*ASSIGNMENT:*
Filter the records below for the word "icon". Keep each line that has it.

*DATASET:*
++++

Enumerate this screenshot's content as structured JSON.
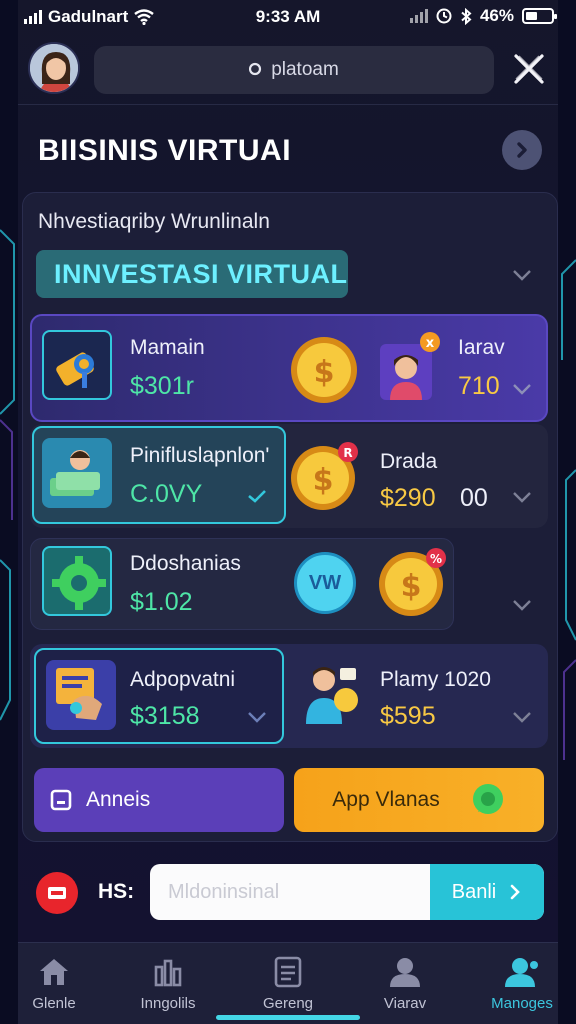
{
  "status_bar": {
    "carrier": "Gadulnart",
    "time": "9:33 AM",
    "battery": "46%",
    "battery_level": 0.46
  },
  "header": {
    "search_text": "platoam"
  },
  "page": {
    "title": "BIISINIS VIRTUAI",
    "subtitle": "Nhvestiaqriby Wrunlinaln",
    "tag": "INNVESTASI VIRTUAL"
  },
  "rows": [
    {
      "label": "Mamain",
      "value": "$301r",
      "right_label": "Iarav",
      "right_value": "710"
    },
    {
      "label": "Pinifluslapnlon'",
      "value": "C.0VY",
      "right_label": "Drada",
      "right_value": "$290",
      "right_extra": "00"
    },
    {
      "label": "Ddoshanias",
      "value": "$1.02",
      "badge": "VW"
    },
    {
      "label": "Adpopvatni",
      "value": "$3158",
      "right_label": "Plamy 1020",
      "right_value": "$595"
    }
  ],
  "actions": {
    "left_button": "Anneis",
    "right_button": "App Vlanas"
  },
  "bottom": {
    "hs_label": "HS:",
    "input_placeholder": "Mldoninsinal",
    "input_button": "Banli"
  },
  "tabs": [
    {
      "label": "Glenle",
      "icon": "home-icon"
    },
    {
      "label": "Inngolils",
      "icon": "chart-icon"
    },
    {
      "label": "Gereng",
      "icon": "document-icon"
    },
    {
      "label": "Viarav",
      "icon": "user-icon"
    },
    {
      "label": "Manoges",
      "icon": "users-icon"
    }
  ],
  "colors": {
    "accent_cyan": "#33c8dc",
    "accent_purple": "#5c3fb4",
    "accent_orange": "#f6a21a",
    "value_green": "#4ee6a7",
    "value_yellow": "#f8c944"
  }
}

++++

*ANSWER TO THIS TASK:*
      "icon": "home-icon"
      "icon": "chart-icon"
      "icon": "document-icon"
      "icon": "user-icon"
      "icon": "users-icon"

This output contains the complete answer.